As they grow, children naturally imitate the behavior they observe around them. This situation may annoy an older sibling whom the young child imitates. The annoyance may come out as an exasperated demand that the little brother or sister quit being a “copycat.” Parents may also not be pleased if their offspring pick up on and then imitate their bad habits. The little darlings are likely to be admonished to “do as I say and not as I do.”
But humans simply do not outgrow the “monkey see, monkey do” behavior. It just rises to a different level in adulthood. Imitation at this stage of life is typically of the keeping up with the Joneses variety. If the neighbors put in a pool, why we have to have one too. If your buddy buys a new truck, shouldn’t you do the same?
Think that this imitation behavior is an uncommon and limited occurrence? Well, pull your head up out of the sand. Just this past week a designer sold out of a particular dress within 24 hours. The dress became a hot potato when Meghan Markle a/k/a Prince Harry’s girlfriend (possibly fiancee depending on the tabloid you read) wore it to the opening of the Invictus Games. While imitation may be the sincerest form of flattery, I sincerely doubt that Ms. Markle was as concerned about what the general public thought of her dress as she was about what Prince Harry thought about it.
Imitation is, in the abstract, neither a good nor a bad thing. The key is the type of behavior being imitated. Imitating a positive behavior gets a thumbs up while imitating a negative behavior gets a thumbs down. An even better way to assess the imitation is to consider WHO is being imitated. Imitating Charles Manson is pretty likely to be a bad thing while imitating Mother Theresa is fairly likely to be a good thing.

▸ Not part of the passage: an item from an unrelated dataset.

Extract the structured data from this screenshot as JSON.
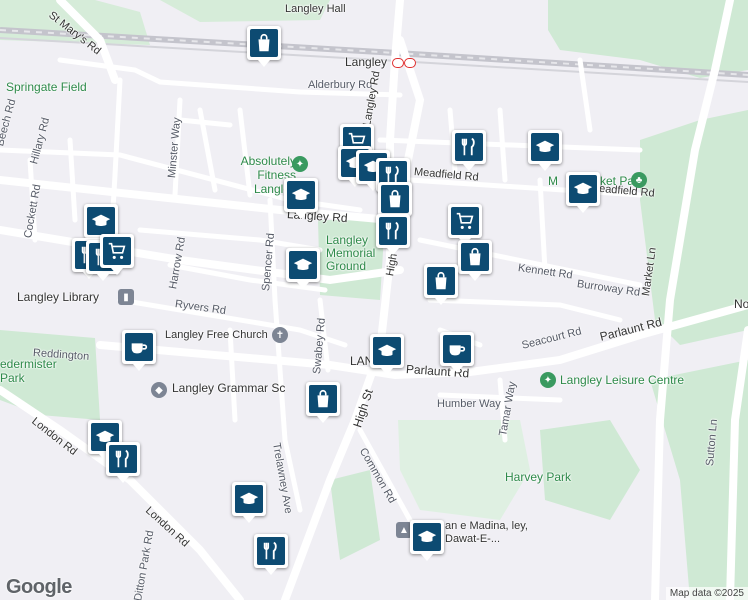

But these determinations require one to think before acting. We can’t mindlessly stick our tongues out just because we see whoever happens to be standing in front of us is doing so. If the person is an M.D. who is trying to address your sore throat, then following his lead to stick out your tongue is a good thing. If the person is a bratty child who is trying to get your goat, then perhaps imitating his behavior is not the best course of action.
Imitating behavior takes on added significance when it comes to one’s faith because actions speak louder than words. Christians are taught to imitate good behavior and not evil behavior. (3 John 1:11). And we are given a literally perfect example to imitate, Christ. But our imitation of Him is not of the “Monkey see, monkey do” variety. We consciously choose that we want to exhibit good behavior and turn to look at the ideal guide for behavior to imitate.
We are not monkeys, and our behavior should reflect a higher order of thinking. Let’s not just see and do as a monkey would. Instead, let’s use our advanced brains to see, think about and then do the appropriate action whether or not it imitates what we have seen. Let’s imitate the Maker of the monkeys and not just the monkeys or the humans He has created.
Just WONDER-ing: Do you imitate anyone? If so, who? Why do you imitate him?